Anyway, the whole thing is moot. The article may as well say "High School Student crams stuff under hood of car, claims it will kick butt if he can get it to work". I predict we'll never know.
It looks like the best case with natural gas is 60%, or 35% total system efficiency. Yes, that's a significant gain over 26%, but it's a best-case scenario. The real-world efficiency of the most efficient internal combustion cars is fairly similar to that of electric cars.
You can measure the efficiency of a nuclear plant by comparing the total amount of energy released in the reaction to the amount of electric output. Such measurements are commonly used to compare different reactor designs to each other.
I'm going to assume he comes from a fairly well off family.
It's a complex undertaking and he will definitely learn more than his classes in high school!
These battery pricing must've came down a lot over the past couple years because this would've cost something like $40k couple years ago, but a quick google for pricing looks like the battery pack he is using can be bought for around $13k
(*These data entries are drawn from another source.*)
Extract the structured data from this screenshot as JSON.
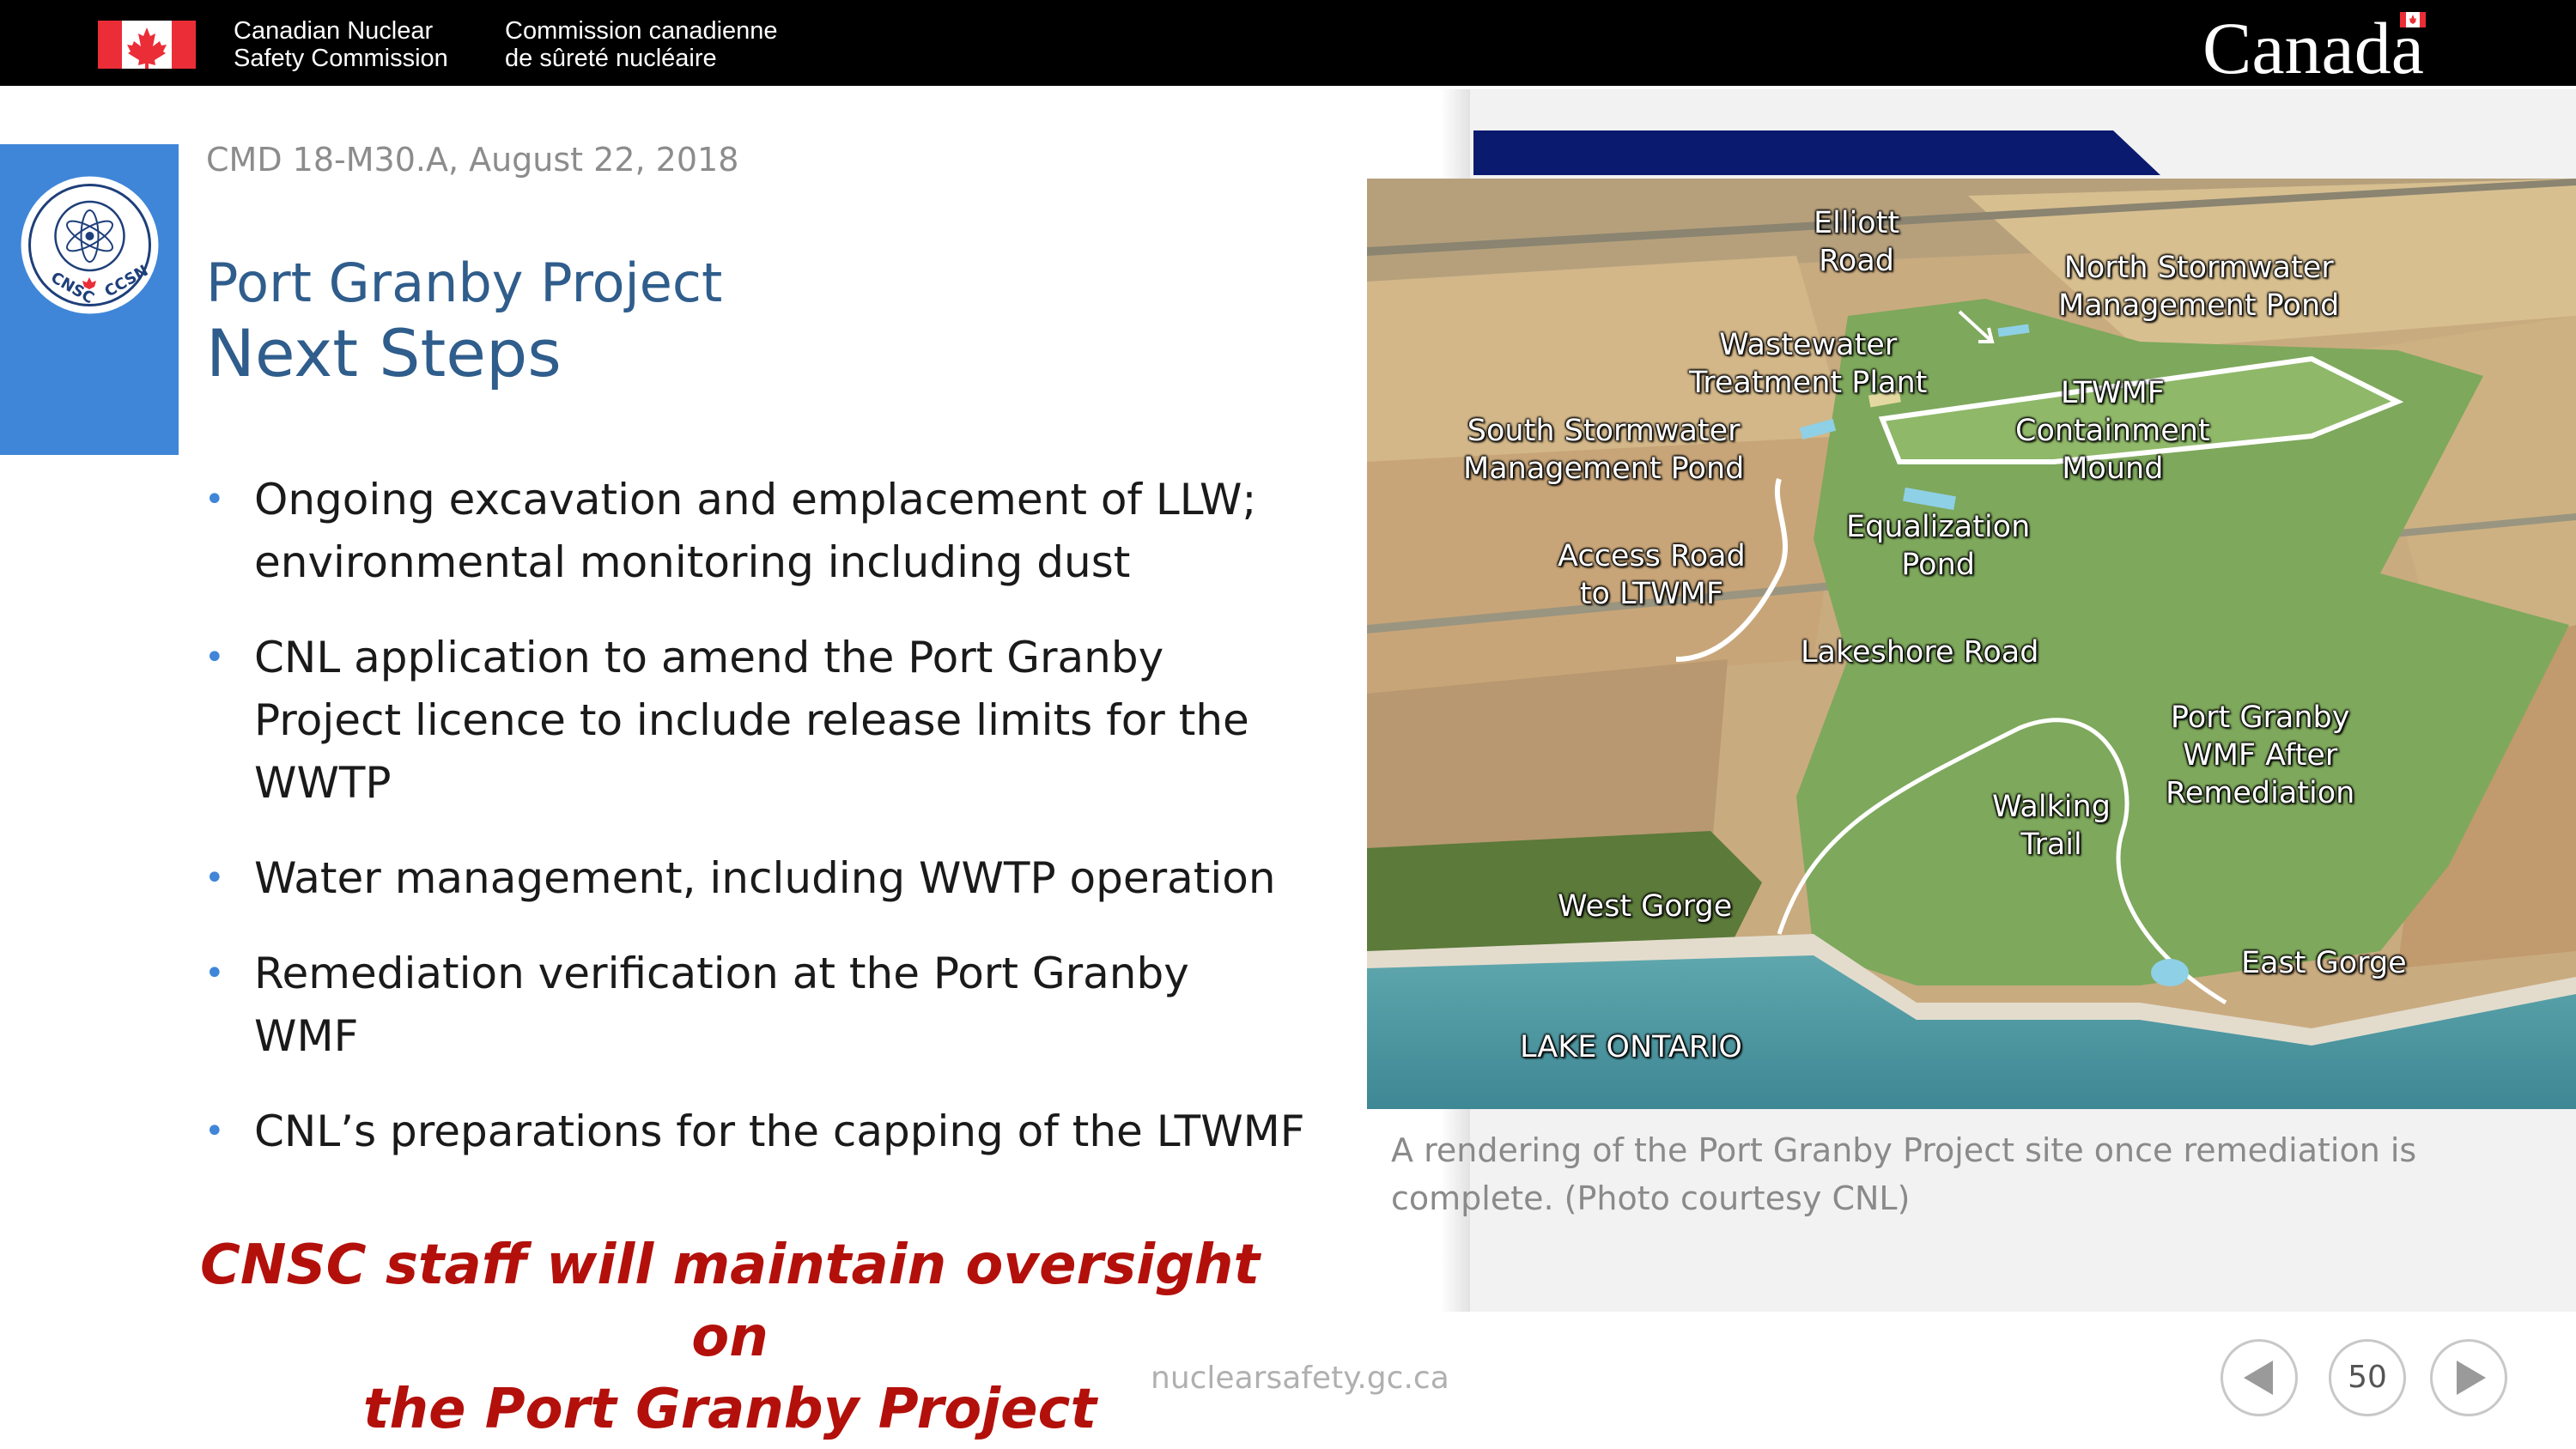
{
  "header": {
    "org_name_en_line1": "Canadian Nuclear",
    "org_name_en_line2": "Safety Commission",
    "org_name_fr_line1": "Commission canadienne",
    "org_name_fr_line2": "de sûreté nucléaire",
    "wordmark": "Canada"
  },
  "seal": {
    "text_left": "CNSC",
    "text_right": "CCSN"
  },
  "slide": {
    "reference": "CMD 18-M30.A, August 22, 2018",
    "title_line1": "Port Granby Project",
    "title_line2": "Next Steps",
    "bullets": [
      {
        "line1": "Ongoing excavation and emplacement of LLW;",
        "line2": "environmental monitoring including dust",
        "line3": ""
      },
      {
        "line1": "CNL application to amend the Port Granby",
        "line2": "Project licence to include release limits for the",
        "line3": "WWTP"
      },
      {
        "line1": "Water management, including WWTP operation",
        "line2": "",
        "line3": ""
      },
      {
        "line1": "Remediation verification at the Port Granby",
        "line2": "WMF",
        "line3": ""
      },
      {
        "line1": "CNL’s preparations for the capping of the LTWMF",
        "line2": "",
        "line3": ""
      }
    ],
    "conclusion_line1": "CNSC staff will maintain oversight on",
    "conclusion_line2": "the Port Granby Project",
    "footer_url": "nuclearsafety.gc.ca"
  },
  "map": {
    "labels": {
      "elliott_1": "Elliott",
      "elliott_2": "Road",
      "north_pond_1": "North Stormwater",
      "north_pond_2": "Management Pond",
      "wwtp_1": "Wastewater",
      "wwtp_2": "Treatment Plant",
      "ltwmf_1": "LTWMF",
      "ltwmf_2": "Containment",
      "ltwmf_3": "Mound",
      "south_pond_1": "South Stormwater",
      "south_pond_2": "Management Pond",
      "equal_1": "Equalization",
      "equal_2": "Pond",
      "access_1": "Access Road",
      "access_2": "to LTWMF",
      "lakeshore": "Lakeshore Road",
      "wmf_1": "Port Granby",
      "wmf_2": "WMF After",
      "wmf_3": "Remediation",
      "walking_1": "Walking",
      "walking_2": "Trail",
      "west_gorge": "West Gorge",
      "east_gorge": "East Gorge",
      "lake": "LAKE ONTARIO"
    },
    "caption_line1": "A rendering of the Port Granby Project site once remediation is",
    "caption_line2": "complete. (Photo courtesy CNL)"
  },
  "navigation": {
    "page_number": "50"
  },
  "colors": {
    "header_bg": "#000000",
    "flag_red": "#eb2d37",
    "accent_blue": "#3f86d8",
    "title_blue": "#2f5d8c",
    "conclusion_red": "#b3100b",
    "navy": "#0a1a6e"
  }
}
pricing source: http://www.a123rc.com/goods-468-Excitingly+Powerful+A+123+20...
I had an '05 S2000. I wish I still had it, wonderful car.
~500g each (1.1 lb) based on a quick google [tbc]
Just the drivetrain loss on muscle cars is around 30% approximately.
Also most muscle cars are slushboxes and the torque converter ruins efficiency.